The Hualapai Tribe, which possesses the horseshoe-shaped lookout perched 4,000 feet above the Colorado River, declared bankruptcy in March after losing a court battle to Las Vegas developer David Jin, who was hired to construct and manage it in 2003, the Wall Street Journal reported.
Regardless of the ongoing legal and financial drama, the Skywalk itself doesn't seem to be lacking popularity. It brings in about 370,000 visitors each year, a tribe spokesman told the Wall Street Journal.
|Heritage USA, Fort Mill, S.C.|
The Christian theme park bankrolled by televangelists Jim and Tammy Faye Bakker proved to be a success when it opened in 1978.
The property featured a castle, a tower, a hotel, shops and rides, and brought in millions of visitors annually. But an extramarital scandal that soiled Bakker's reputation and forced him to leave his ministry was the catalyst in the park's demise in the late 1980s.
The theme park fell into disarray during its closure, and was scooped up by MorningStar Ministries for $1.6 million in 2008, the Charlotte Observer reported. In April, the King's Castle on the 2,000-acre property was finally bulldozed.
MorningStar Ministries' founder Rick Joyner said he hoped to turn the property into something "the whole community could use," the Charlotte Observer reported.
|Shania Twain Centre, Timmings, Ontario|
The singer who got her start in the small town bars of Timmins, Ontario, before making it big as a country superstar was honored by her hometown with a museum featuring memorabilia from her career.
While the Shania Twain Centre was supposed to be an attraction that raked in thousands of visitors to help boost the area's economy, residents of Timmins instead spent approximately $10 million since its construction in 2000, the Canadian Press reported.
In February, the Centre officially shut its doors after it was sold to mining firm Goldcorp Inc. for $5 million, according to the Canadian Press. The mining corporation acquires the building in June and has plans to turn it into a more lucrative endeavor -- an open-pit gold mine.
|Great Platte River Road Archway, Kearney, Neb.|
The bridge that traverses over 300 feet of the nation's first interstate has hit a financial snag in its quest to show visitors a sliver of America's pioneer history.
Since it opened in 2000, The Great Platte River Road Archway has failed to bring in the desired hundreds of thousands of projected visitors, bottoming out at just 72,000 in 2012, the Lincoln Journal Star reported.
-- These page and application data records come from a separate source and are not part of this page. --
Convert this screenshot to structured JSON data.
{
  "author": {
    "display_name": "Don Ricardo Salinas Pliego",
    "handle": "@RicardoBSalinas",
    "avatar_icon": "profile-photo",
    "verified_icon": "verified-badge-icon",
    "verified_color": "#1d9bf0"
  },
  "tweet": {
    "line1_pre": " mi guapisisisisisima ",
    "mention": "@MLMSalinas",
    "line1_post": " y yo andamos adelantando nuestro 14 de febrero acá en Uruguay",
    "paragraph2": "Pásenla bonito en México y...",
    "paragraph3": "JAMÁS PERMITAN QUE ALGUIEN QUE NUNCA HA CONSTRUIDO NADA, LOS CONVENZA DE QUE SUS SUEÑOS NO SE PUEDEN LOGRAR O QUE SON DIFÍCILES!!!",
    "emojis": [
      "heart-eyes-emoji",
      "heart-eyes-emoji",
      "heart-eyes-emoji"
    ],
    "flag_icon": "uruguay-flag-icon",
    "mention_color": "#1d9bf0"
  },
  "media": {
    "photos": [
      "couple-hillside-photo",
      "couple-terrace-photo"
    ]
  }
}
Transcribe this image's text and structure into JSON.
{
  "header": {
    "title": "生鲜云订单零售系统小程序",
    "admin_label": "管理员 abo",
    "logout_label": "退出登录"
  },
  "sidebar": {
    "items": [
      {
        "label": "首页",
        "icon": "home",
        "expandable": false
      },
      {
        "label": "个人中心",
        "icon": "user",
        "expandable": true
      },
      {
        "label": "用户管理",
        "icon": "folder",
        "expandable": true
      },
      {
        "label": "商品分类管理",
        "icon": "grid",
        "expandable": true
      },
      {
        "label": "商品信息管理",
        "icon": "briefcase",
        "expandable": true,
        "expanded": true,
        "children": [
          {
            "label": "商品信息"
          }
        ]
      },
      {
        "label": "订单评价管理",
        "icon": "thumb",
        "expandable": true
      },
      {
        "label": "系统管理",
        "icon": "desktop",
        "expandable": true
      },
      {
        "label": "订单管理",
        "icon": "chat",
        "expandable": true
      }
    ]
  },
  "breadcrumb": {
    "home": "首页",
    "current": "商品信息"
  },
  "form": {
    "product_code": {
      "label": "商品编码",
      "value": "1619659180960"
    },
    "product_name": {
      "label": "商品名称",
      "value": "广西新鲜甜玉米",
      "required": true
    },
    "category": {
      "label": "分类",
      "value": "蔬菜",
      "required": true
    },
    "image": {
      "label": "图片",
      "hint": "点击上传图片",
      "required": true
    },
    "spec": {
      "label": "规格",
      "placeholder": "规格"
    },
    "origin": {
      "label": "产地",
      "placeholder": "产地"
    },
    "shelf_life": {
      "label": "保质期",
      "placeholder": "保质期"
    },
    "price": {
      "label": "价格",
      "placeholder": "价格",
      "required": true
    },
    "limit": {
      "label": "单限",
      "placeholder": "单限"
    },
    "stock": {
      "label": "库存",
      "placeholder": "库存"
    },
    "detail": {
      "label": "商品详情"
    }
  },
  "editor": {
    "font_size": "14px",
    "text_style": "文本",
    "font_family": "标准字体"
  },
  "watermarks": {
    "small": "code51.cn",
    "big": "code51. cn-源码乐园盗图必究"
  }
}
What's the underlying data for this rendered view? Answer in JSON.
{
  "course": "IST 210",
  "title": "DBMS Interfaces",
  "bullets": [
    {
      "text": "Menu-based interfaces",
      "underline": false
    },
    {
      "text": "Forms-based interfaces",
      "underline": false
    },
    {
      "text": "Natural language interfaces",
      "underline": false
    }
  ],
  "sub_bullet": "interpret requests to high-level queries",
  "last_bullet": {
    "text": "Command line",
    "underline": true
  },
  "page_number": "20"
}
Filing for bankruptcy in March, the attraction owed $20 million to bond holders and more than $120,000 to the vendors who helped to support it. The Kearney Visitors Bureau has guaranteed the debt, which it has agreed to pay by January 2014, according to the Lincoln Journal Star.
|Holy Land U.S.A., Waterbury, Conn.|
The biblical-themed park may have closed its doors to the public more than 30 years ago, but the 17.7-acre Holy Land U.S.A. has remained unsold, even at the bargain price of $350,000.
While it once drew tourists from near and far with its religious statues, symbols, and replicas of biblical scenes, the park fell into disarray after nuns, who acquired the property from a prior owner who passed away, failed to perform the necessary renovations it needed to reopen.
In July 2010, the park was the site of the gruesome rape and murder of a 16-year-old, Chloe Ottman, the Wall Street Journal reported.
Holy Land was put up for sale in 2011 for $775,000, but the price has fallen in hopes of attracting an owner who will renovate the park to its former glory, according to the theme park's real estate listing.
"Whoever makes an offer on the property will be able to do with it what they will," Sister Betty Jean Takacs told the Associated Press. "Some have expressed an interest to revive it. It's their responsibility to do what they want."